P145 Orofacial granulomatosis in Crohn’s disease: an ECCO CONFER multi-centre case series

F. Phillips1, B. Verstockt2,3, M. Sladek4, N. de Boer5, K. Katsanos6, K. Karmiris7, A. Albshesh8,9, C. Eriksson10, D. Bergemalm10, T. Molner11, P. Ellul12, ECCO CONFER Investigators
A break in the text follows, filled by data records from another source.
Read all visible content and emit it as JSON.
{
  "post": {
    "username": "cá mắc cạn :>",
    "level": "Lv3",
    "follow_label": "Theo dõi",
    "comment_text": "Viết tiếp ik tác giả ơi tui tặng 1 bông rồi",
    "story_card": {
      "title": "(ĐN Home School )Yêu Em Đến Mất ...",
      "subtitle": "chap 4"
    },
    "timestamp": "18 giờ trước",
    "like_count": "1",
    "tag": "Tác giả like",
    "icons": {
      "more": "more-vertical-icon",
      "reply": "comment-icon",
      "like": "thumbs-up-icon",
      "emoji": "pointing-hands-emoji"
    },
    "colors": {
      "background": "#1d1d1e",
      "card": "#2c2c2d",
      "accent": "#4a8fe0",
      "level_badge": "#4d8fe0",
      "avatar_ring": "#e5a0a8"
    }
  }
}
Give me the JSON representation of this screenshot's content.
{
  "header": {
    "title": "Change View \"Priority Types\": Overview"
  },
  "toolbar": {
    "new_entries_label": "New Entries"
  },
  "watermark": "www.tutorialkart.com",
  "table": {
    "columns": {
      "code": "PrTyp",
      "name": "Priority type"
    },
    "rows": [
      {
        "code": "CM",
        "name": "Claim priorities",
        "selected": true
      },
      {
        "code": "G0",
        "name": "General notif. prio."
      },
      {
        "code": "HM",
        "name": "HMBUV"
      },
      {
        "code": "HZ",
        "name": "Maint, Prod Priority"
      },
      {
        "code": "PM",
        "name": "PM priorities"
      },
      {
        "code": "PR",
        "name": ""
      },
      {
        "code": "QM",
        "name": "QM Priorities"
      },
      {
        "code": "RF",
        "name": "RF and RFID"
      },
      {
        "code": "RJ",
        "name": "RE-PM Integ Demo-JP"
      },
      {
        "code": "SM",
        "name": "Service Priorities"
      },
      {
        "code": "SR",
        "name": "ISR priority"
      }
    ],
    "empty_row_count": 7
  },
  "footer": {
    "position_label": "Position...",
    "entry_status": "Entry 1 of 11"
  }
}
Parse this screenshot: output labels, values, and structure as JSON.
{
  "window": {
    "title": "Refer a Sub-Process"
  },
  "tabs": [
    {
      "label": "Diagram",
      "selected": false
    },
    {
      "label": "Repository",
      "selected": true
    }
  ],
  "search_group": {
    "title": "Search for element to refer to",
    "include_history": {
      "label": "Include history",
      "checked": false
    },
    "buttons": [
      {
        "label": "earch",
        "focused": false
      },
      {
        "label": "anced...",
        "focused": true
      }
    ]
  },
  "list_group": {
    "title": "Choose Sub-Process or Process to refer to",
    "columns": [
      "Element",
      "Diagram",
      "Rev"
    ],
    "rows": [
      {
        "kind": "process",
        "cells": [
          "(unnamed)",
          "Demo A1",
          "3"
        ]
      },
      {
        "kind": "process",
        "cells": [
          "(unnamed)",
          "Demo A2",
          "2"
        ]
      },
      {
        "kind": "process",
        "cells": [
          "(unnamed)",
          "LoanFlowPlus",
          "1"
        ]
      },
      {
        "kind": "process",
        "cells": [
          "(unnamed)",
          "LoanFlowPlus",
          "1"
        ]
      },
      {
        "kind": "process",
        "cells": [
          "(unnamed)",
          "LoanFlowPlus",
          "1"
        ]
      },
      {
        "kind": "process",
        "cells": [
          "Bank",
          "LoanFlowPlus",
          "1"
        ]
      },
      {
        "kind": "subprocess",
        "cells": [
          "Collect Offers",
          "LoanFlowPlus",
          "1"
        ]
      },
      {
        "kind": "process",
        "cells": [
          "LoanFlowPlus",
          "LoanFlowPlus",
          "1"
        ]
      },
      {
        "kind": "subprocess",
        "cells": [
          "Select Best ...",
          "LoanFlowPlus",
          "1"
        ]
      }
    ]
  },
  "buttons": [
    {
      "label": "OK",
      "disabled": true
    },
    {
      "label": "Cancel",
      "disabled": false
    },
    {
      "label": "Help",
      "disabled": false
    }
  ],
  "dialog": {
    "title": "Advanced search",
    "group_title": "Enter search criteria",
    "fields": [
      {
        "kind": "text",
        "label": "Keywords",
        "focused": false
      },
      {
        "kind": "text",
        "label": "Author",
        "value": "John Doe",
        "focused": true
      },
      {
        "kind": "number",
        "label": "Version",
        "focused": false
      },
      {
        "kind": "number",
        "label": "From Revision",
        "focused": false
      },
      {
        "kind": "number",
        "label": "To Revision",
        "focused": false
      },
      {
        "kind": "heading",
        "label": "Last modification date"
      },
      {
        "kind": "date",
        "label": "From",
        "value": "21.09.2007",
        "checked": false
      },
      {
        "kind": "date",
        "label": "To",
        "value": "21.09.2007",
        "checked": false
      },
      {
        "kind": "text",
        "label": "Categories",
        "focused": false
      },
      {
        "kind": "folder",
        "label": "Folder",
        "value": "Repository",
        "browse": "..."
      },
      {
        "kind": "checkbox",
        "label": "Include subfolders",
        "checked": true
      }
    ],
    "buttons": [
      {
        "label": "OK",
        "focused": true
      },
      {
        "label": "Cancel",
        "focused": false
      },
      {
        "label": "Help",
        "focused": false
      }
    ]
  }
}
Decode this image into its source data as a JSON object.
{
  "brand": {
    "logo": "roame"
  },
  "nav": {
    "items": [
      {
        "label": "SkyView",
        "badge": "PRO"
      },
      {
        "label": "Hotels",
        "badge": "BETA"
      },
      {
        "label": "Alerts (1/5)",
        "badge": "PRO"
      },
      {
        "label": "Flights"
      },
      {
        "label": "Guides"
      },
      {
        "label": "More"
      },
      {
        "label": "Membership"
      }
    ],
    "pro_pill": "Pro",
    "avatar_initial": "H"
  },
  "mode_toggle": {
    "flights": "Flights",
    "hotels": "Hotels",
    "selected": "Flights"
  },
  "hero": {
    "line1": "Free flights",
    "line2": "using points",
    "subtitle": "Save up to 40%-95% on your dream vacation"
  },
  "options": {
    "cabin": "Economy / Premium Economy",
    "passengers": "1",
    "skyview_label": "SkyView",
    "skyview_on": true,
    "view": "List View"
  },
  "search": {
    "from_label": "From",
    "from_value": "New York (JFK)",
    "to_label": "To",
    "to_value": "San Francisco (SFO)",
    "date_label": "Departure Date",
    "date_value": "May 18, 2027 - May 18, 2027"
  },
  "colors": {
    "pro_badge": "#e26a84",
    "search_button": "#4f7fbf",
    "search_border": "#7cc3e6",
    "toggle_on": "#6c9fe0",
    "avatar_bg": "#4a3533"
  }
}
1NIHR Nottingham Digestive Diseases Biomedical Research Centre, Gastroenterology, Nottingham, UK, 2KU Leuven, Chronic Diseases- Metabolism and Ageing- TARGID-IBD Unit, Leuven, Belgium, 3University Hospitals Leuven, Gastroenterology and Hepatology, Leuven, Belgium, 4Jagiellonian University Medical College, Department of Paediatrics- Gastroenterology and Nutrition, Krakow, Poland, 5Amstedam UMC- VU University Medical Center, Department of Gastroenterology and Hepatology- AG&M Research Institute, Amsterdam, The Netherlands, 6University of Ioannina School of Health Sciences, Division of Gastroenterology- Department of Internal Medicine- Faculty of Medicine, Ioannina, Greece, 7Venizeleio General Hospital, Department of Gastroenterology, Heraklion, Greece, 8Sheba Medical Center- Tel Hashomer, Department of Gastroenterology, Tel Hashomer, Israel, 9Tel-Aviv University, Sackler School of Medicine, Tel-Aviv, Israel, 10Orebro University, Department of Gastroenterology- Faculty of Medicine and Health, Orebro, Sweden, 11University of Szeged, First Department of Medicine, Szeged, Hungary, 12Mater Dei Hospital, Department of Medicine- Division of Gastroenterology, Msida, Malta


Orofacial granulomatosis (OFG) is a rare syndrome characterised by swelling of the orofacial area secondary to an underlying granulomatous inflammatory process. Concurrent intestinal Crohn’s disease (CD) has been described in 20–50% of adult patients with OFG.


This was a multicentre case series supported by the European Crohn’s and Colitis Organisation (ECCO) and performed as part of the Collaborative Network of Exceptionally Rare case reports (CONFER) project. A call was made to report on cases of OFG in CD, with clinical data recorded in a standardised collection form.


This report includes 28 patients with OFG associated with CD: 14 males with mean age of 32 years ( ± 12.4 SD, range 14–60) and 14 females with mean age of 40.3 years ( ± 21.0 SD, range 11–79). Crohn’s distribution was ileal in six patients, colonic in six patients, ileocolonic in 15 patients and isolated upper gastrointestinal tract (UGI) disease in a single patient; six patients (21.4%) had UGI involvement and 11 patients (39%) had perianal disease. The diagnosis of OFG was made prior to CD diagnosis in 5 patients (mean of 0.9 years prior, range 1 month to 2 years), at the same time as CD in 4 cases, and after CD diagnosis in 19 cases (mean of 11.4 years after, range 6 months to 33 years). CD was undiagnosed in 5 patients, quiescent in 11 patients and active in 12 patients. The distribution of OFG involved the lips in 16 cases, buccal mucosa in 18 cases, tongue in eight cases and gums in five cases, with many patients having multiple areas involved. Angular cheilitis was present in 15 cases and aphthous or deep ulcers in 16 cases. Pyostomatitis vegetans and facial palsy were present in 1 case each. Pain was present in 25 cases, with impaired swallowing or speaking in 6 cases and psychological distress in 9 cases.

A number of different treatments led to remission, including topical therapies in 2 cases, steroid injections in 2 cases, exclusive enteral nutrition in 1 case, anti-TNFs in 11 cases, Vedolizumab in 1 case, Ustekinumab in 1 case and Thalidomide in 2 cases. A further 7 cases were resistant to therapy including anti-TNFs and a single case had spontaneous remission without therapy.


This case series of OFG in CD highlights multiple points. The diagnosis of OFG usually occurs after that of CD and can be many decades after, but may also occur prior to or at the time of diagnosis of intestinal disease. Perianal disease and UGI disease are common associations, and there is a significant symptom burden due to pain and impaired swallowing, leading to psychological distress in many. Remission can be obtained with a variety of treatments, including topical and intralesional agents, biologic agents, and thalidomide.